the subjectivity out of it and you put science around it. so it gives you a benchmark for the products that you have. so when we start looking at that, what we did was we said okay, what are some other alternatives? how can we horne into this as -- honey into this -- hone into this aspect of this particular product. we looked at things from the food industry, for instance. when we did that we came up with the clean stem fluid which is sourced as you said entirely from the fluid industry. what that did by developing those right off the bat, we had two or three orders magnitude stepdown in the numbers. >> numbers of what? >> it's a relative ranking. if you look at one product just in round numbers, let's say it's got an 800, which is what we have been using, some are down to 300 this. >> in terms of what? >> the effects of health, safety and environmental standpoint. >> researching and developing the new recipes for fracking is very expensive. tens of millions of dollars i imagine. >> yes, sir. >> the company believes the existing process, the ones they have been using for years is safe. why is h

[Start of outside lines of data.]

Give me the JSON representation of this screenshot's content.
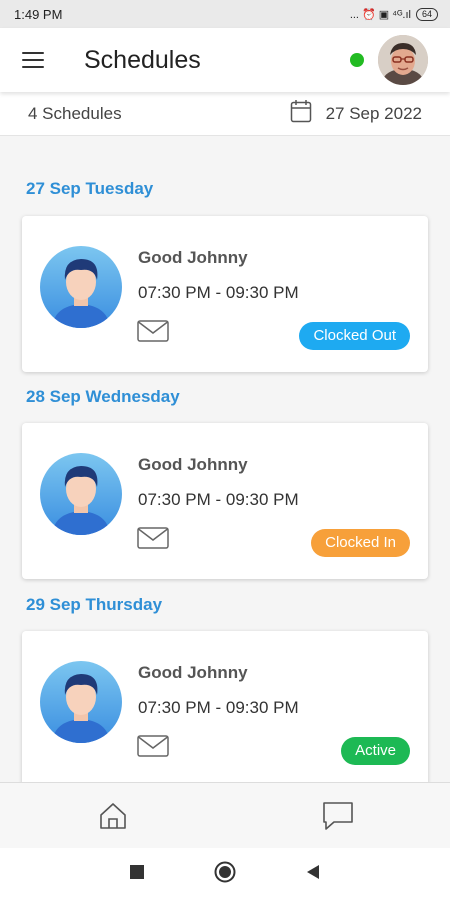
{
  "status_bar": {
    "time": "1:49 PM",
    "indicators": "... ⏰ ▣ ⁴ᴳ.ıl",
    "battery": "64"
  },
  "header": {
    "title": "Schedules",
    "online_color": "#22bb22"
  },
  "summary": {
    "count_label": "4 Schedules",
    "date_label": "27 Sep 2022"
  },
  "schedules": [
    {
      "day": "27 Sep Tuesday",
      "name": "Good Johnny",
      "time": "07:30 PM - 09:30 PM",
      "status": "Clocked Out",
      "status_color": "#1eaaf1"
    },
    {
      "day": "28 Sep Wednesday",
      "name": "Good Johnny",
      "time": "07:30 PM - 09:30 PM",
      "status": "Clocked In",
      "status_color": "#f7a03a"
    },
    {
      "day": "29 Sep Thursday",
      "name": "Good Johnny",
      "time": "07:30 PM - 09:30 PM",
      "status": "Active",
      "status_color": "#1db954"
    }
  ],
  "bottom_nav": {
    "items": [
      "home-icon",
      "chat-icon"
    ]
  },
  "accent_color": "#2f8fd6"
}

Search Results 0 to 27 of about 28 (some duplicates have been removed)